Whenever a disaster strikes, it is crucial that the people, who are under the threat of being affected by it, should be able to locate the required resources fast and use them efficiently to prevent injuries and ensure safety.
However, it should be kept in mind that in case of an emergency, not only the ability of the military services to locate and utilize the required sources, but also the capability of the military people to cooperate is crucial once an emergency situation occurs. As long as both military resources and assets are used properly, citizens will be able to survive even major disasters.
As it has been stressed above, such skill as the ability to cooperate and coordinate each other’s actions is an integral part of being a part of a military emergency crew (Hoyle 197). Unfortunately, as McGlown stresses, the present day members of military service lack discipline greatly, which affects their capacity for cooperation: “Dark Winter…demonstrated how poorly current organizational structures and capabilities fit with the management needs and operational requirements of an effective bioterrorism response” (Hoyle 197).
Nevertheless, according to the data provided by the author, intense trainings had had their effects, and the emergency teams of the 2000s were much more experienced and better trained than the ones of the 90s (Hoyle 197). Herein the secret to efficient disaster prevention and management lies. As long as funds for keeping the military staff well trained and educated about the emergency issues are supplied, the U.S. population may rest assured that they are provided with the maximum safety.
In addition, the issue concerning the improvement of communication between the military emergency teams should be raised. As the evidence provided above shows, military people need the tools that facilitate very fast communication.
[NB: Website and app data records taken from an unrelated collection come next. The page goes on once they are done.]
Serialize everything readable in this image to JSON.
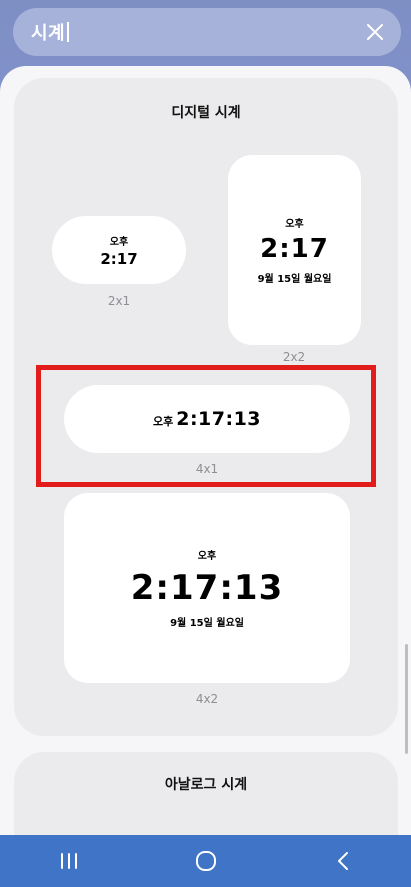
{
  "search": {
    "query": "시계"
  },
  "digital": {
    "title": "디지털 시계",
    "widget_2x1": {
      "ampm": "오후",
      "time": "2:17",
      "size": "2x1"
    },
    "widget_2x2": {
      "ampm": "오후",
      "time": "2:17",
      "date": "9월 15일 월요일",
      "size": "2x2"
    },
    "widget_4x1": {
      "ampm": "오후",
      "time": "2:17:13",
      "size": "4x1"
    },
    "widget_4x2": {
      "ampm": "오후",
      "time": "2:17:13",
      "date": "9월 15일 월요일",
      "size": "4x2"
    }
  },
  "analog": {
    "title": "아날로그 시계"
  },
  "nav": {
    "recents": "recents-icon",
    "home": "home-icon",
    "back": "back-icon"
  },
  "colors": {
    "highlight": "#E21B1B",
    "navbar": "#3F74C6",
    "header": "#7E8FC4"
  }
}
Consequently, the existing communication sources must also be utilized appropriately. McGlown notes that in most military emergency units, there is “no community emergency preparedness plan, nor program, nor system” (Hoyle 206).
Thus, to meet the demands of the citizens and provide the patients of the local healthcare facilities with the required resources in case of emergency, military forces must work on their communication system and the efficacy of delivering orders, distributing information and sharing the new data.
Improving the communication system will lead to a rapid increase in the number of chances for using another asset of the military department. For example, the transition of the necessary medical resources will be much easier with the enhancement of the communication system, as McGlown explains (Hoyle 206).
The process of integrating the military forces into the realm of the civil community, however, is fraught with a range of complexities. For instance, the stages of addressing a specific disaster outlined in the regulations of the military service and the healthcare facility may differ considerably, thus, leading to misunderstandings and conflicts (Barbisch 213). Nevertheless, one must recognize the necessity for the military services to assist with the distribution of medicine, as well as of eliminating the factors causing the disaster.
As McGlown explains, the members of the military service are trained to “perform critical medical services while serving in potentially hostile environments under extraordinary conditions” (Barbisch 214). Thus, their presence in case of emergency is imperative. As long as a disaster is addressed with proper measures, the scale of damage and the number of victims may be driven to zero.
Barbisch, Donna F. “Integrating Civilian and Military Medical Resources and Response Capabilities.” Terrorism and Disaster Management. Ed. Joanne K. McGlown. 2004. 213–227. Print.
Hoyle, John D. “Obtaining and Maintaining Local Interoperability.” Terrorism and Disaster Management. Ed. Joanne K. McGlown. 2004. 197–212. Print.